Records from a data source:
******
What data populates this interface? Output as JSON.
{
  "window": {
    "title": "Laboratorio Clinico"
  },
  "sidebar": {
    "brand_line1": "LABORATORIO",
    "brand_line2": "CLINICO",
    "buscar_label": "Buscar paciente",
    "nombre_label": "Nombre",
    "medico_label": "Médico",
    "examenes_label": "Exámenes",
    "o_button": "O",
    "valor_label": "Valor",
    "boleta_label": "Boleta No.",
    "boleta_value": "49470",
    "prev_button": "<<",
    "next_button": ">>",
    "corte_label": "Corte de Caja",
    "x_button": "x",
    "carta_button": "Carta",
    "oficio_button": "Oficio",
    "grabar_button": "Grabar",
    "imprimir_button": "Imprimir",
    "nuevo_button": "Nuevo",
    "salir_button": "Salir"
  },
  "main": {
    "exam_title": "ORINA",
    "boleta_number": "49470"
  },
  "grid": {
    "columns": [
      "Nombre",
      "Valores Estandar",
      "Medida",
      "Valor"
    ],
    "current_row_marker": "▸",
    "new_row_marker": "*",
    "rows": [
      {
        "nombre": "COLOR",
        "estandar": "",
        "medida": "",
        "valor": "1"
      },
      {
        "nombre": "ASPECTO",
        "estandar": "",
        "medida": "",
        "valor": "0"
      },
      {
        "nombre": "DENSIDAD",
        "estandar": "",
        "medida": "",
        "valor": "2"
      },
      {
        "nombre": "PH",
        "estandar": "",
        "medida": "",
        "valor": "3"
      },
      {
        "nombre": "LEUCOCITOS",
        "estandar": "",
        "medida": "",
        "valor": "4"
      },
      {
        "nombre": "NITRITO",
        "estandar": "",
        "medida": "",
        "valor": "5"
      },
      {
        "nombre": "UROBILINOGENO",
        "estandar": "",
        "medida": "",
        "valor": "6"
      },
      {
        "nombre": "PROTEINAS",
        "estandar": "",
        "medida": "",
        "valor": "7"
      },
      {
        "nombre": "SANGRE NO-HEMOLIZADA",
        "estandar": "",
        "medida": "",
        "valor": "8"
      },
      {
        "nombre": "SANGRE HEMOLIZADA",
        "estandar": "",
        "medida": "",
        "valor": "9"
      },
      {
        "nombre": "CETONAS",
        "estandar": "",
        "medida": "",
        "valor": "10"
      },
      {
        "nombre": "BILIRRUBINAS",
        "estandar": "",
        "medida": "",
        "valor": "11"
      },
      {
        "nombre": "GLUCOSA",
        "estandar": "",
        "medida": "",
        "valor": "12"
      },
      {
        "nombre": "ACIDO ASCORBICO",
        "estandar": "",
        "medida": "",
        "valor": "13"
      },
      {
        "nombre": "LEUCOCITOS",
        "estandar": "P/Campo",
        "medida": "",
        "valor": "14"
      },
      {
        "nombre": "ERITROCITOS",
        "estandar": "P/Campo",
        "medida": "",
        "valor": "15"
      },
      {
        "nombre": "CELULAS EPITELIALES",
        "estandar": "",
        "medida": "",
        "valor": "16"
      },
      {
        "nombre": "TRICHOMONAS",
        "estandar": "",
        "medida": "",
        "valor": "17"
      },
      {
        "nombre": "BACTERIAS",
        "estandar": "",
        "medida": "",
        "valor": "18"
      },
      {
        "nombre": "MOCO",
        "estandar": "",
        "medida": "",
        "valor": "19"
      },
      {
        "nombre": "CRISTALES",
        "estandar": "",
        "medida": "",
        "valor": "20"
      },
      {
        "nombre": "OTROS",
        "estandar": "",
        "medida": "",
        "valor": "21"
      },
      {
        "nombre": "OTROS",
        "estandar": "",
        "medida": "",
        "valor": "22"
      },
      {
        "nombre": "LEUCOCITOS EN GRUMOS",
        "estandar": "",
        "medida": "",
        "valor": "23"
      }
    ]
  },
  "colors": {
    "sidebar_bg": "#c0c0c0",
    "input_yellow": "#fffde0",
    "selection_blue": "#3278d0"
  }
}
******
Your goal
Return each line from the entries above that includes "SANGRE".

Your solution
        "nombre": "SANGRE NO-HEMOLIZADA",
        "nombre": "SANGRE HEMOLIZADA",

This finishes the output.